* Article titles in AMA citation format should be in sentence-case

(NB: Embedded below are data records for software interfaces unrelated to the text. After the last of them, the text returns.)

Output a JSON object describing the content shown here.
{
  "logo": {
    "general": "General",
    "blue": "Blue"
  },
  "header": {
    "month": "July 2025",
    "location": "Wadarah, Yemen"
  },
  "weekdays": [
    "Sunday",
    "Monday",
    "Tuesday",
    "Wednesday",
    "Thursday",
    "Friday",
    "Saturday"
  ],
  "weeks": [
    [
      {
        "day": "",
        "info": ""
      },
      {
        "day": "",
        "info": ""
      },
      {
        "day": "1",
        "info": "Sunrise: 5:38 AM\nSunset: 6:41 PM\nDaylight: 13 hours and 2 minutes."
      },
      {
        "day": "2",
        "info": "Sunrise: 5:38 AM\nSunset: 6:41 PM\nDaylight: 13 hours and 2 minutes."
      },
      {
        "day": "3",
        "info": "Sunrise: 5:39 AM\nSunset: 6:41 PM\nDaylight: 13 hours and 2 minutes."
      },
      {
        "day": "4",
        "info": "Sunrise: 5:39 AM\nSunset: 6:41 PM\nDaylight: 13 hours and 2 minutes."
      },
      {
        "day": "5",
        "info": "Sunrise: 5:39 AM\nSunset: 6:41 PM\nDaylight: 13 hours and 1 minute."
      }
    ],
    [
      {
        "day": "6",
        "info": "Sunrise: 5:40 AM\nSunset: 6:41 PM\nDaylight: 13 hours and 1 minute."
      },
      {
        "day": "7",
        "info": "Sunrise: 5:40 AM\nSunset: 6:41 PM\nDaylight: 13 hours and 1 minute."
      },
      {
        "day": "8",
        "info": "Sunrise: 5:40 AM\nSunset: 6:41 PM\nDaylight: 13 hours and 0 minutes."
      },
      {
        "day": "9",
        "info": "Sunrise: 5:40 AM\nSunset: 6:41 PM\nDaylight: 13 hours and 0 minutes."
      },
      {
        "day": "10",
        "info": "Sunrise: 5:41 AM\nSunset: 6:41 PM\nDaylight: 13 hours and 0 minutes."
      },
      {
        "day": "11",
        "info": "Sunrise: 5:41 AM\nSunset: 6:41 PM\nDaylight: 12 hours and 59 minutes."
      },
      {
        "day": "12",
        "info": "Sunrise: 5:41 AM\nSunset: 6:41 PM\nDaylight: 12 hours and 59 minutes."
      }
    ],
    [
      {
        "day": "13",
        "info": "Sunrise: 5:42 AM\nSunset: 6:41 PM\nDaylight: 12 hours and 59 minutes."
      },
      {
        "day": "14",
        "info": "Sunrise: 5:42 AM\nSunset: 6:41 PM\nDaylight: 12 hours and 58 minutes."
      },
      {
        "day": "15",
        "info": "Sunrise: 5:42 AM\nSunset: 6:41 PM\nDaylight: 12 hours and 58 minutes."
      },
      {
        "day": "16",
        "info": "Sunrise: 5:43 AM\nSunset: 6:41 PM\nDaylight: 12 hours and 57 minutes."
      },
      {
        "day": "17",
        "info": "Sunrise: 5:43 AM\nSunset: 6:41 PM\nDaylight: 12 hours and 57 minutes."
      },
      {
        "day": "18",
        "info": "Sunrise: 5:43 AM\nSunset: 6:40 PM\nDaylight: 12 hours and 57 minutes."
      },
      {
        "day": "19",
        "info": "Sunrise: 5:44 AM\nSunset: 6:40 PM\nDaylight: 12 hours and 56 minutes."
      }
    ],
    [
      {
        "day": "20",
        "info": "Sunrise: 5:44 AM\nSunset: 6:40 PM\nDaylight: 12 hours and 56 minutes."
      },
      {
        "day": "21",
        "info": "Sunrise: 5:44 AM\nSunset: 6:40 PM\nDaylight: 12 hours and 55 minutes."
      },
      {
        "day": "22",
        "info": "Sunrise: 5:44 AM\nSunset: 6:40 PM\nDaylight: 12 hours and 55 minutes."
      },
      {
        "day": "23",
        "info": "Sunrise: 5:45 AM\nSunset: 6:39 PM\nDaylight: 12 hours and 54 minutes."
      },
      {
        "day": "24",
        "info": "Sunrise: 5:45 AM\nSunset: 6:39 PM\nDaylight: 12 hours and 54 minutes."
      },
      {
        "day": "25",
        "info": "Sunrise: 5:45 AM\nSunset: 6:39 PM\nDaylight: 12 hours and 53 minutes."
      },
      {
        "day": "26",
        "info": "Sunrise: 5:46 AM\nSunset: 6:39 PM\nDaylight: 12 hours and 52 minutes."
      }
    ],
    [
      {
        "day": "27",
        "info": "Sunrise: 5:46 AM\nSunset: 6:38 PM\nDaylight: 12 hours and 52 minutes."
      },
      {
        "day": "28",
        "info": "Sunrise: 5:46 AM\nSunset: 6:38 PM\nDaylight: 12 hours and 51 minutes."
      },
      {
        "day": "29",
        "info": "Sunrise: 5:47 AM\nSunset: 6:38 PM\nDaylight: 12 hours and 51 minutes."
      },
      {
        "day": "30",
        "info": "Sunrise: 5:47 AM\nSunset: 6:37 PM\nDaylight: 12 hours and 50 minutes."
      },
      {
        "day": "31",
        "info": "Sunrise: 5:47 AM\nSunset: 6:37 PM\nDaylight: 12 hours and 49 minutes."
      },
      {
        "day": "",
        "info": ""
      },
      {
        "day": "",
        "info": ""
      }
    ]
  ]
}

TY - JOUR T1 - Student molecular laboratory performance outcomes in a baccalaureate CLS program. AU - Kraj,Barbara, AU - Pretlow,Lester, AU - Russell,Barbara, PY - 2012/3/17/entrez PY - 2012/3/17/pubmed PY - 2012/4/4/medline SP - 4-31-6 JF - Clinical laboratory science : journal of the American Society for Medical Technology JO - Clin Lab Sci VL - 24 IS - 4 Suppl N2 - UNLABELLED: As new molecular assays are developed in research laboratories and approved by the Food and Drug Administration (FDA) for clinical use, molecular diagnostics becomes an integral discipline of clinical laboratory science. Since 2001, guidelines of the National Accreditation Agency for Clinical Laboratory Science (NAACLS) have required that CLS Educational Programs incorporate molecular diagnostics into the curriculum. SETTING: In fall of 2005, CLS faculty/researchers, affiliated with a baccalaureate program in an academic medical university, incorporated molecular diagnostic lecture content with online virtual laboratories into the Clinical Chemistry course. Then beginning in fall of 2006, manual performance of molecular laboratory exercises was introduced. OBJECTIVE: The aim of this study was to assess whether inclusion of hands-on molecular laboratories improved student outcomes on molecular questions during the final course examination. METHOD: CLS faculty evaluated student learning by written examination of lecture and laboratory content. Researchers performed two-sample t-tests to establish if significant differences existed in molecular questions scores achieved by students exposed to virtual and hands-on exercises. RESULTS: The researchers found a statistically significant difference in examination performance between the students that had a hands-on experience and students with virtual laboratory experience only. Further data analysis suggested that hands-on experiential laboratories had the greatest effect on students who performed in the middle percentiles. CONCLUSION: The researchers proposed that in order to improve examination scores of the weakly performing students other interventions may be necessary such as more lecture or laboratory time. This prompted development of a full time clinical molecular methods course, separate from Clinical Chemistry. SN - 0894-959X UR - https://www.unboundmedicine.com/medline/citation/22420228/Student_molecular_laboratory_performance_outcomes_in_a_baccalaureate_CLS_program DB - PRIME DP - Unbound Medicine ER -